Céret’s artistic connections stretch back to 1910, when Catalan sculptor Manolo Hugué, painter Frank Burty Haviland and composer Déodat de Séverac settled here. They were followed in 1911 by Pablo Picasso and Georges Braque, along with other significant figures from the cubist and Fauvist movements, mostly escaping the spiralling rents and stifling atmosphere of the Montmartre art scene.
All the big names passed through Céret, sometimes staying for a short while, sometimes for extended periods.
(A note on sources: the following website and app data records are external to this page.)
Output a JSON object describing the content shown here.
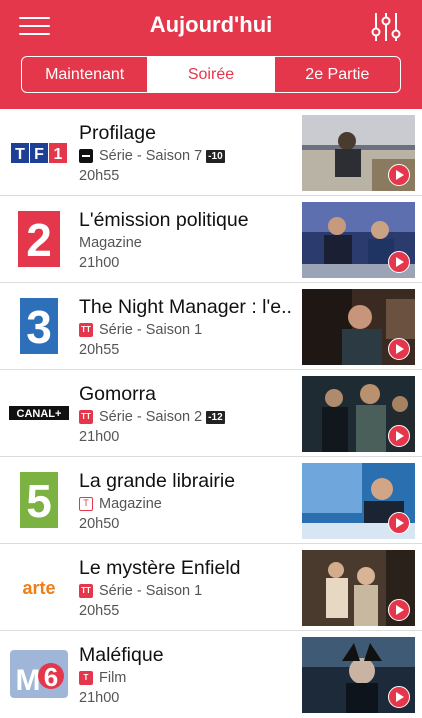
{
  "header": {
    "title": "Aujourd'hui",
    "menu_icon": "hamburger-menu-icon",
    "filter_icon": "sliders-filter-icon",
    "brand_color": "#e5374b"
  },
  "tabs": [
    {
      "label": "Maintenant",
      "active": false
    },
    {
      "label": "Soirée",
      "active": true
    },
    {
      "label": "2e Partie",
      "active": false
    }
  ],
  "programs": [
    {
      "channel": "TF1",
      "title": "Profilage",
      "category": "Série - Saison 7",
      "age_rating": "-10",
      "time": "20h55",
      "badge": "black"
    },
    {
      "channel": "France 2",
      "title": "L'émission politique",
      "category": "Magazine",
      "age_rating": "",
      "time": "21h00",
      "badge": ""
    },
    {
      "channel": "France 3",
      "title": "The Night Manager : l'e...",
      "category": "Série - Saison 1",
      "age_rating": "",
      "time": "20h55",
      "badge": "TT"
    },
    {
      "channel": "CANAL+",
      "title": "Gomorra",
      "category": "Série - Saison 2",
      "age_rating": "-12",
      "time": "21h00",
      "badge": "TT"
    },
    {
      "channel": "France 5",
      "title": "La grande librairie",
      "category": "Magazine",
      "age_rating": "",
      "time": "20h50",
      "badge": "T"
    },
    {
      "channel": "arte",
      "title": "Le mystère Enfield",
      "category": "Série - Saison 1",
      "age_rating": "",
      "time": "20h55",
      "badge": "TT"
    },
    {
      "channel": "M6",
      "title": "Maléfique",
      "category": "Film",
      "age_rating": "",
      "time": "21h00",
      "badge": "T"
    }
  ]
}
Reading like a who’s who of modern art, the list includes André Masson, Max Jacob, Juan Gris, Raoul Dufy, Jean Cocteau, Chaïm Soutine, Amedeo Modigliani, Marc Chagall, Salvador Dalí and Joan Miró.
After the museum’s formation in 1950, many of these artists (or their estates) chose to donate their works for free in recognition of Céret’s importance to their artistic development (Picasso alone donated 57 pieces, although only one painting, a still life of a dead crane and a jug).
Standout works include a moving The War (1943) by Marc Chagall, 29 ceramic cups painted with bullfighting scenes by Picasso, and a famous cubist view of Céret by Chaïm Soutine, painted in 1919 – but there are many more to discover.